Nefarious Doings On Both Sides

It’s always enjoyable to read about a new scam, especially when that scam was perpetrated, in part, with the help of the very newspaper that’s constantly publishing scam warnings.

Of course, we’re talking about The Chronicle’s Michael Bauer, and his recent reportage on con “artists” targeting restaurants. Seems somebody who he deems “clever” (we disagree) has been using the information in the Chron for nefarious deeds (or at least trying to):

An opportunistic “entrepreneur” took the names of some of Denham’s past employers, detailed in the [Nov. 26 Inside Scoop] column, and tried to make a few bucks.

A man called the reservation number at Manresa, where Denham once worked, and asked to speak to chef-owner David Kinch, saying he was Denham and had an emergency. When Kinch answered, the person gave an Oscar-worthy performance, saying he (Denham) was stuck in Oakland because his car was towed. He had no money and desparately needed cash.

The excitable voice went into great detail about how he had parked in a handicapped zone, but didn’t realize it was restricted parking because the curb had been sandblasted so it could be repainted. He said he couldn’t get to his car or his BlackBerry, which was inside, and he needed $731.28 wired to a woman named Edith Parker.

Intrigue! Though not quite as elaborate, or high-aiming as that last one he wrote up. This one is more like a slightly slicker version of a panhandler with an elaborate story.

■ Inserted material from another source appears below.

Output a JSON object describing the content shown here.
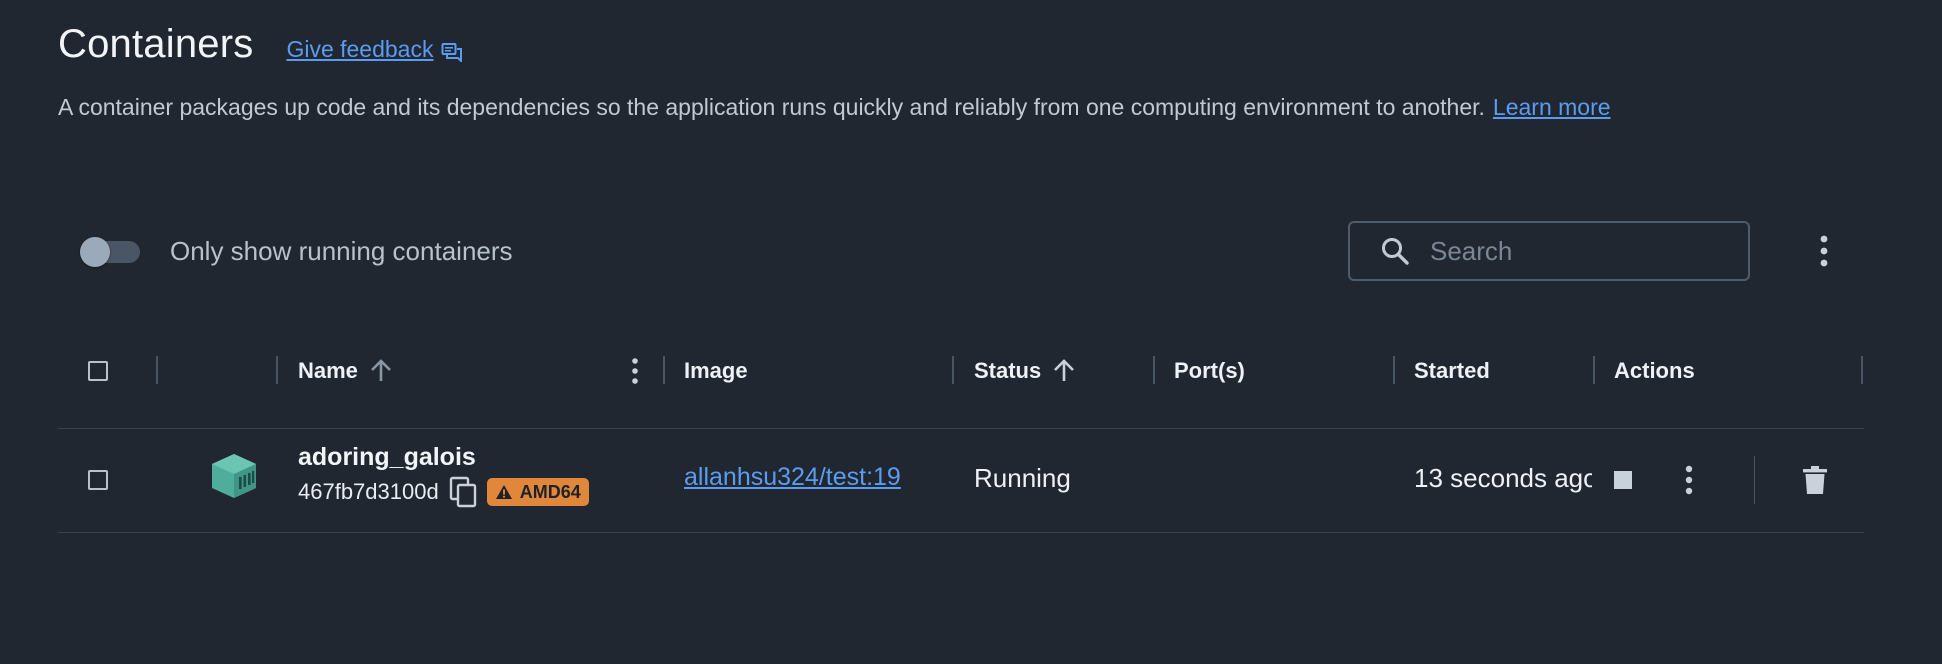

However, it seems to bear pointing out that restaurants are hardly the only ones ever in the “victim” column in these hospitality-industry scams. There was that case of the Home Menu restaurant owner who charged his customers’ credit cards again and again and again. There has also been pretty well-documented short-pouring going on all over this great land. And just today, The Feedbag reported on some pretty sharp dealing by chefs selling “whole” chicken dinners.

Then there was that lady who was going around stealing purses in all sorts of San Francisco restaurants. And don’t forget the a-holes who just run in and grab a tip jar.

So yes, restaurateurs should be careful, and so should customers. In fact, let’s just all remember that the outside is a big, scary place, and that if you go out in it, somebody will take advantage of you.

More clever restaurant scams [Between Meals]
Restaurant owner charged in credit card scam [ABC]
The Sin Of Ommission Of Beer [MenuPages SF]
Memo to Chefs: A “Whole Chicken” Means a Whole Chicken! [The Feedbag]
Alleged S.F. purse thieves arrested [SF Examiner]

[Photo: via I Can Has Cheezburger]

Nefarious Doings On Both Sides